I'm looking for resources for my older brother, a Vietnam vet who was shot and wounded in 1970. He's had chronic pain ever since and managed it for 30 years by being a workaholic and with alcohol, leading a pretty normal life. Two years ago, he was laid off from a a senior managment position and it's been downhill ever since. Recently, his daughter in the Navy shipped out to the mid-East and that's only made things worse. I need to find medical/support resources around Atlanta GA for depression, pain managment and alcoholism. Please reply to the email address if you have advice/referrals.
tom <>
USA - Friday, June 21, 2002 at 10:59:21 (PDT)

Can't totally adress the situation since I am not fully familiar with the resources in Atlanta. I do know that there are Veterans organizations in the area and a Medical School there. My first run through would be to contact the regional VA office there and find out what they have available. I would also contact the local MOPH, (Military order of Purple Heart) since they usually have good communication with resources to help their members. Medical College of Georgia, in Augusta Georgia and the VAH in Augusta would also be a resource and they may be able to tell you about contacts in the Atlanta area. Atlanta has, through its medical school many pain Clinics, Check and see which ones are recommended by the VA, if the VA itself does not have a pain clinic. Try the VA information site further down on our website. Frequently VA Central office has a list of approved and accredited clinics that can be accessed for Veterans in need of their services. Good luck and don't give up.

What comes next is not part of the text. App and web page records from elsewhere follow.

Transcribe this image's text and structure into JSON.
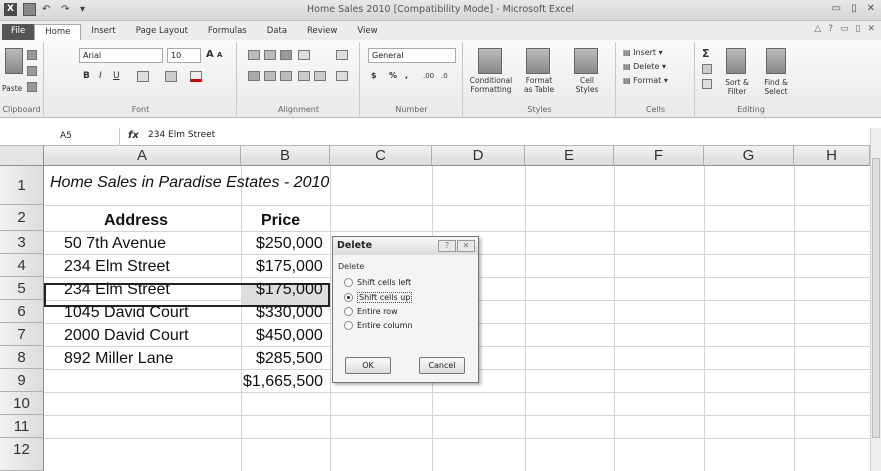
{
  "window": {
    "title": "Home Sales 2010  [Compatibility Mode]  -  Microsoft Excel",
    "xl_logo": "X",
    "qat_undo": "↶",
    "qat_redo": "↷",
    "qat_customize": "▾",
    "minimize": "▭",
    "restore": "▯",
    "close": "✕"
  },
  "tabs": [
    "File",
    "Home",
    "Insert",
    "Page Layout",
    "Formulas",
    "Data",
    "Review",
    "View"
  ],
  "tabs_right": [
    "△",
    "?",
    "▭",
    "▯",
    "✕"
  ],
  "ribbon": {
    "clipboard": {
      "paste": "Paste",
      "label": "Clipboard"
    },
    "font": {
      "name": "Arial",
      "size": "10",
      "grow": "A",
      "shrink": "A",
      "bold": "B",
      "italic": "I",
      "underline": "U",
      "label": "Font"
    },
    "alignment": {
      "label": "Alignment"
    },
    "number": {
      "format": "General",
      "currency": "$",
      "percent": "%",
      "comma": ",",
      "inc_decimal": ".00",
      "dec_decimal": ".0",
      "label": "Number"
    },
    "styles": {
      "conditional": "Conditional",
      "conditional2": "Formatting",
      "format_table": "Format",
      "format_table2": "as Table",
      "cell_styles": "Cell",
      "cell_styles2": "Styles",
      "label": "Styles"
    },
    "cells": {
      "insert": "Insert",
      "delete": "Delete",
      "format": "Format",
      "label": "Cells"
    },
    "editing": {
      "sum": "Σ",
      "sort": "Sort &",
      "sort2": "Filter",
      "find": "Find &",
      "find2": "Select",
      "label": "Editing"
    }
  },
  "formula_bar": {
    "name_box": "A5",
    "fx": "fx",
    "content": "234 Elm Street"
  },
  "columns": [
    "A",
    "B",
    "C",
    "D",
    "E",
    "F",
    "G",
    "H"
  ],
  "rows": [
    "1",
    "2",
    "3",
    "4",
    "5",
    "6",
    "7",
    "8",
    "9",
    "10",
    "11",
    "12"
  ],
  "sheet": {
    "title": "Home Sales in Paradise Estates - 2010",
    "header_address": "Address",
    "header_price": "Price",
    "addresses": [
      "50 7th Avenue",
      "234 Elm Street",
      "234 Elm Street",
      "1045 David Court",
      "2000 David Court",
      "892 Miller Lane"
    ],
    "prices": [
      "$250,000",
      "$175,000",
      "$175,000",
      "$330,000",
      "$450,000",
      "$285,500"
    ],
    "total": "$1,665,500"
  },
  "dialog": {
    "title": "Delete",
    "help": "?",
    "close": "✕",
    "group_label": "Delete",
    "options": [
      "Shift cells left",
      "Shift cells up",
      "Entire row",
      "Entire column"
    ],
    "selected_option": "Shift cells up",
    "ok": "OK",
    "cancel": "Cancel"
  }
}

Doc Lovy - Saturday, June 22, 2002 07:52 AM
Thanks so much for putting a Medic's page on this website.. The information I have read on here is so valuable..and has answered alot of the questions I have had. I admire the World War II Veterans and especially the Medics so much.. The men who served in World War II are some of the bravest and kindest men in the world...they have been so helpful with any questions I or my son have had. Special thanks to Bruce, Paul, Merle, Bill, Hermie, Don, Roger, Jake, Dick, Buck and so many others for the kindness you have shown to me and so many others..and thanks to all who have put up such a fantastic website.. Blessings, Deborah Oliver Forrester (proud daughter of a World War II Veteran (Marshall Clayton Oliver, Medic) God Bless all who have, or is now, serving our Country.. I would love to hear from any of the Medics of World War II at
Deborah Oliver Forrester <>
Flowery Branch, ga USA - Tuesday, June 18, 2002 at 04:58:03 (PDT)

We really appreciate your post and kind words. I hope that it will encourage other medics, docs, etc. that served with the 506 th regardless of the era, to share their experiences with us , their joys and sorrows, and especially their stories regarding their medical management issues while they were on active duty, as well as their issues upon discharge. Doc Lovy - Saturday, June 22, 2002 07:42 AM